- GOAL OF THE EXERCISE: Beginning with the line that holds "Decode this image" and ending with the last line, please repeat the entries exactly and omit the pictures.

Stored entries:
=== Begin Enclosure ===

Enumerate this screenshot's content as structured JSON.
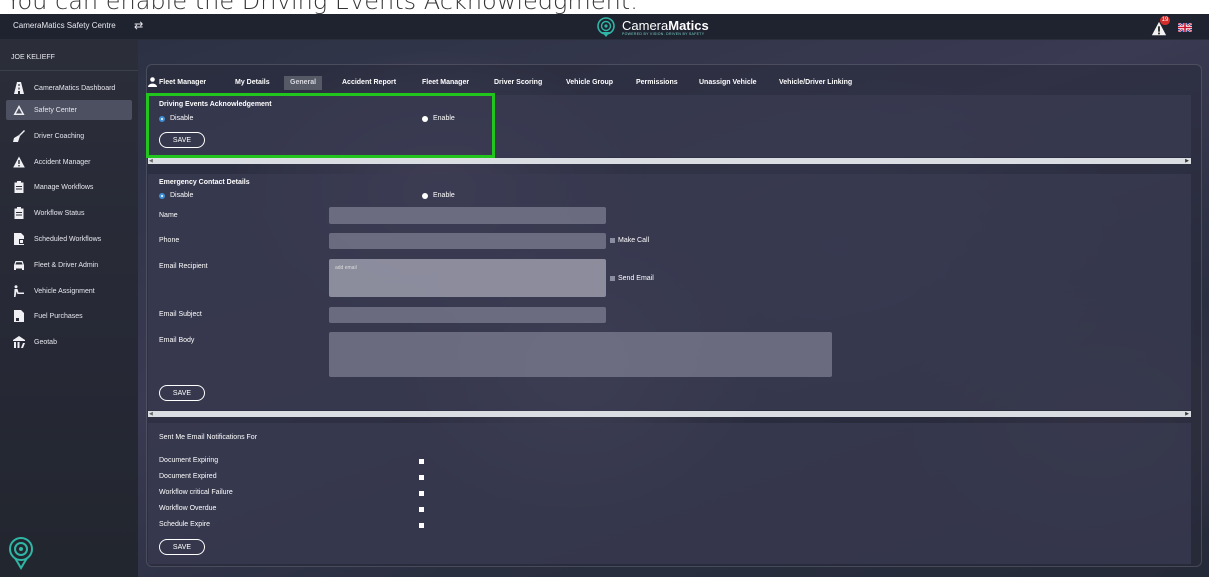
{
  "caption": "You can enable the Driving Events Acknowledgment.",
  "topbar": {
    "app_title": "CameraMatics Safety Centre",
    "brand_prefix": "Camera",
    "brand_bold": "Matics",
    "brand_tagline": "POWERED BY VISION. DRIVEN BY SAFETY",
    "alert_count": "19"
  },
  "sidebar": {
    "user_name": "JOE KELIEFF",
    "items": [
      {
        "label": "CameraMatics Dashboard",
        "icon": "road-icon"
      },
      {
        "label": "Safety Center",
        "icon": "warning-outline-icon"
      },
      {
        "label": "Driver Coaching",
        "icon": "broom-icon"
      },
      {
        "label": "Accident Manager",
        "icon": "warning-icon"
      },
      {
        "label": "Manage Workflows",
        "icon": "clipboard-icon"
      },
      {
        "label": "Workflow Status",
        "icon": "clipboard-icon"
      },
      {
        "label": "Scheduled Workflows",
        "icon": "file-icon"
      },
      {
        "label": "Fleet & Driver Admin",
        "icon": "car-icon"
      },
      {
        "label": "Vehicle Assignment",
        "icon": "person-car-icon"
      },
      {
        "label": "Fuel Purchases",
        "icon": "receipt-icon"
      },
      {
        "label": "Geotab",
        "icon": "chart-icon"
      }
    ],
    "active_index": 1
  },
  "tabs": {
    "title": "Fleet Manager",
    "items": [
      "My Details",
      "General",
      "Accident Report",
      "Fleet Manager",
      "Driver Scoring",
      "Vehicle Group",
      "Permissions",
      "Unassign Vehicle",
      "Vehicle/Driver Linking"
    ],
    "active": "General"
  },
  "dea": {
    "title": "Driving Events Acknowledgement",
    "disable_label": "Disable",
    "enable_label": "Enable",
    "selected": "Disable",
    "save_label": "SAVE"
  },
  "ecd": {
    "title": "Emergency Contact Details",
    "disable_label": "Disable",
    "enable_label": "Enable",
    "selected": "Disable",
    "name_label": "Name",
    "name_value": "",
    "phone_label": "Phone",
    "phone_value": "",
    "make_call_label": "Make Call",
    "email_recipient_label": "Email Recipient",
    "email_recipient_placeholder": "add email",
    "send_email_label": "Send Email",
    "email_subject_label": "Email Subject",
    "email_subject_value": "",
    "email_body_label": "Email Body",
    "email_body_value": "",
    "save_label": "SAVE"
  },
  "notif": {
    "title": "Sent Me Email Notifications For",
    "items": [
      "Document Expiring",
      "Document Expired",
      "Workflow critical Failure",
      "Workflow Overdue",
      "Schedule Expire"
    ],
    "save_label": "SAVE"
  },
  "colors": {
    "highlight": "#22c41e",
    "accent_teal": "#2fb6a6",
    "radio_selected": "#3d8fd8",
    "alert_red": "#d42b2b"
  }
}
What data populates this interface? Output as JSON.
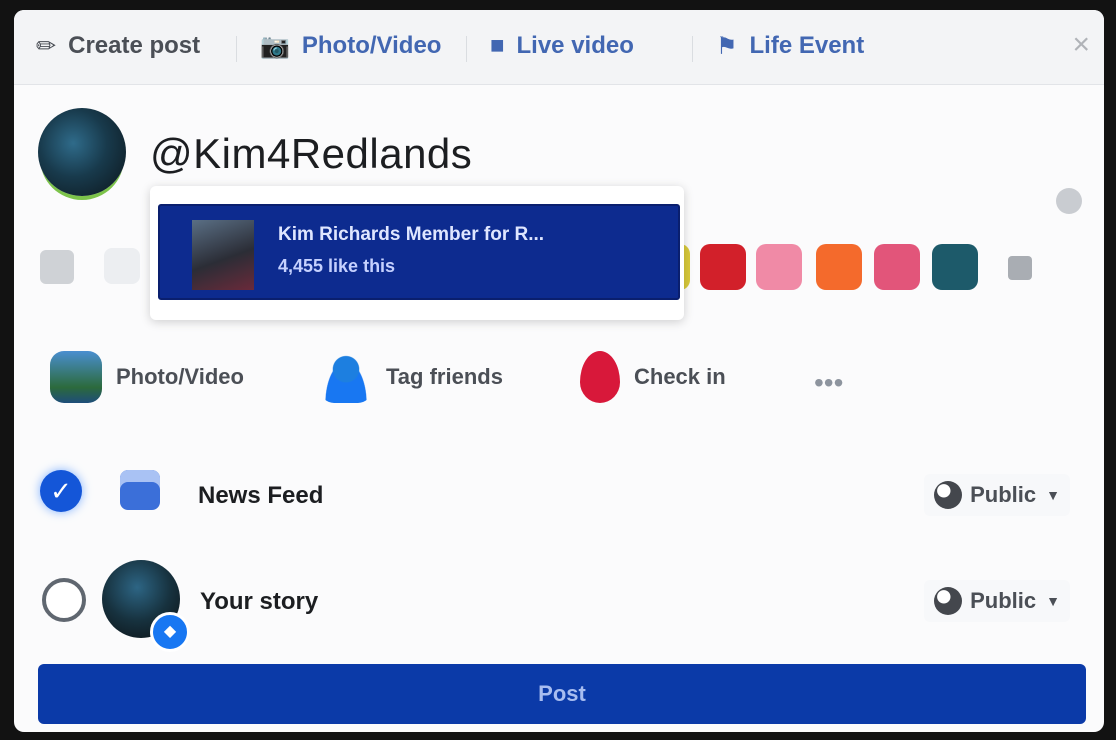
{
  "tabs": [
    {
      "label": "Create post",
      "icon": "pencil-icon"
    },
    {
      "label": "Photo/Video",
      "icon": "camera-icon"
    },
    {
      "label": "Live video",
      "icon": "video-camera-icon"
    },
    {
      "label": "Life Event",
      "icon": "flag-icon"
    }
  ],
  "composer": {
    "text": "@Kim4Redlands"
  },
  "mention_suggestion": {
    "name": "Kim Richards Member for R...",
    "likes": "4,455 like this"
  },
  "background_swatches": [
    "#f2f2f2",
    "#d8c93a",
    "#d2202a",
    "#f08aa6",
    "#f46a2c",
    "#e2557a",
    "#1d5a6a"
  ],
  "actions": [
    {
      "label": "Photo/Video",
      "icon": "photo-icon"
    },
    {
      "label": "Tag friends",
      "icon": "tag-friends-icon"
    },
    {
      "label": "Check in",
      "icon": "location-pin-icon"
    },
    {
      "label": "•••",
      "icon": "more-icon"
    }
  ],
  "destinations": [
    {
      "label": "News Feed",
      "privacy": "Public",
      "checked": true
    },
    {
      "label": "Your story",
      "privacy": "Public",
      "checked": false
    }
  ],
  "post_button": "Post",
  "colors": {
    "brand_blue": "#1877f2",
    "post_button": "#0b3aa8",
    "mention_highlight": "#0d2b8f"
  }
}
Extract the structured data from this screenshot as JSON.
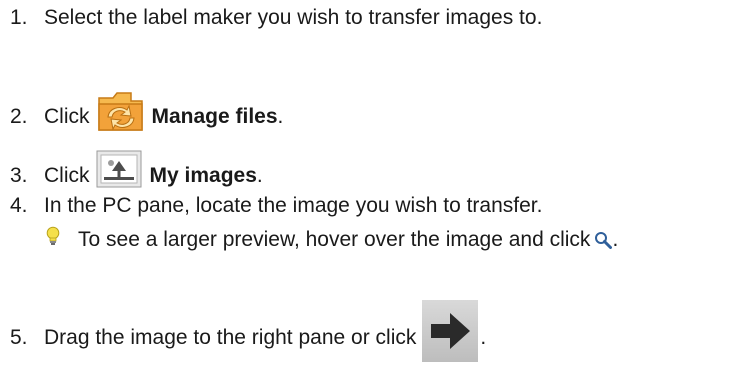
{
  "steps": [
    {
      "number": "1.",
      "text": "Select the label maker you wish to transfer images to."
    },
    {
      "number": "2.",
      "text_before": "Click",
      "bold": "Manage files",
      "text_after": ".",
      "icon": "manage-files-folder-icon"
    },
    {
      "number": "3.",
      "text_before": "Click",
      "bold": "My images",
      "text_after": ".",
      "icon": "my-images-icon"
    },
    {
      "number": "4.",
      "text": "In the PC pane, locate the image you wish to transfer."
    },
    {
      "number": "5.",
      "text_before": "Drag the image to the right pane or click",
      "text_after": ".",
      "icon": "transfer-arrow-icon"
    }
  ],
  "tip": {
    "icon": "lightbulb-icon",
    "text": "To see a larger preview, hover over the image and click",
    "text_after": ".",
    "trailing_icon": "magnifier-icon"
  },
  "colors": {
    "text": "#1a1a1a",
    "folder_orange": "#f2a23a",
    "bulb_yellow": "#f5e04a",
    "arrow_dark": "#2a2a2a",
    "magnifier_blue": "#2f5f9a"
  }
}
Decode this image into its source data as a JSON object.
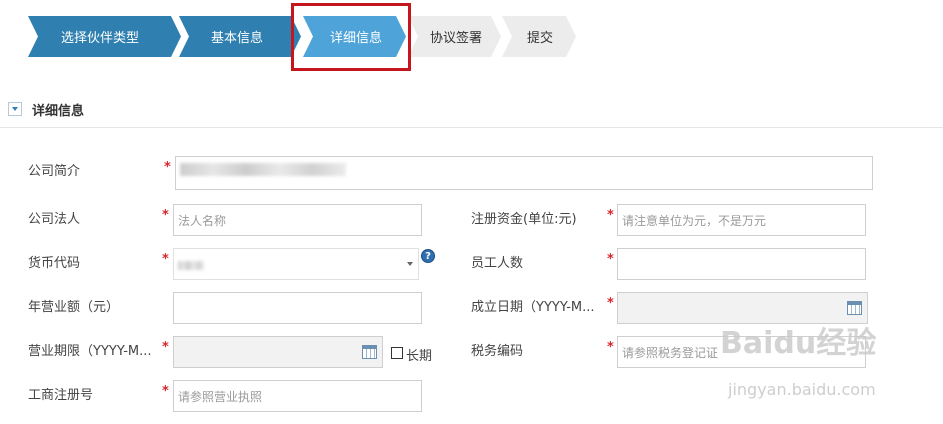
{
  "wizard": {
    "steps": [
      {
        "label": "选择伙伴类型",
        "state": "done"
      },
      {
        "label": "基本信息",
        "state": "done"
      },
      {
        "label": "详细信息",
        "state": "active"
      },
      {
        "label": "协议签署",
        "state": "todo"
      },
      {
        "label": "提交",
        "state": "todo"
      }
    ],
    "colors": {
      "done": "#2f7fb0",
      "active": "#4ea3d8",
      "todo": "#ececec",
      "highlight": "#c4161c"
    }
  },
  "section": {
    "title": "详细信息"
  },
  "form": {
    "company_intro_label": "公司简介",
    "legal_person_label": "公司法人",
    "legal_person_placeholder": "法人名称",
    "registered_capital_label": "注册资金(单位:元)",
    "registered_capital_placeholder": "请注意单位为元，不是万元",
    "currency_code_label": "货币代码",
    "employee_count_label": "员工人数",
    "annual_revenue_label": "年营业额（元）",
    "founded_date_label": "成立日期（YYYY-M...",
    "business_term_label": "营业期限（YYYY-M...",
    "long_term_label": "长期",
    "tax_code_label": "税务编码",
    "tax_code_placeholder": "请参照税务登记证",
    "business_reg_no_label": "工商注册号",
    "business_reg_no_placeholder": "请参照营业执照",
    "required_mark": "*",
    "help_glyph": "?"
  },
  "watermark": {
    "text": "Baidu经验",
    "sub": "jingyan.baidu.com"
  }
}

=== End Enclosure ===

- ANSWER AREA:
Decode this image into its source data as a JSON object.
{
  "wizard": {
    "steps": [
      {
        "label": "选择伙伴类型",
        "state": "done"
      },
      {
        "label": "基本信息",
        "state": "done"
      },
      {
        "label": "详细信息",
        "state": "active"
      },
      {
        "label": "协议签署",
        "state": "todo"
      },
      {
        "label": "提交",
        "state": "todo"
      }
    ],
    "colors": {
      "done": "#2f7fb0",
      "active": "#4ea3d8",
      "todo": "#ececec",
      "highlight": "#c4161c"
    }
  },
  "section": {
    "title": "详细信息"
  },
  "form": {
    "company_intro_label": "公司简介",
    "legal_person_label": "公司法人",
    "legal_person_placeholder": "法人名称",
    "registered_capital_label": "注册资金(单位:元)",
    "registered_capital_placeholder": "请注意单位为元，不是万元",
    "currency_code_label": "货币代码",
    "employee_count_label": "员工人数",
    "annual_revenue_label": "年营业额（元）",
    "founded_date_label": "成立日期（YYYY-M...",
    "business_term_label": "营业期限（YYYY-M...",
    "long_term_label": "长期",
    "tax_code_label": "税务编码",
    "tax_code_placeholder": "请参照税务登记证",
    "business_reg_no_label": "工商注册号",
    "business_reg_no_placeholder": "请参照营业执照",
    "required_mark": "*",
    "help_glyph": "?"
  },
  "watermark": {
    "text": "Baidu经验",
    "sub": "jingyan.baidu.com"
  }
}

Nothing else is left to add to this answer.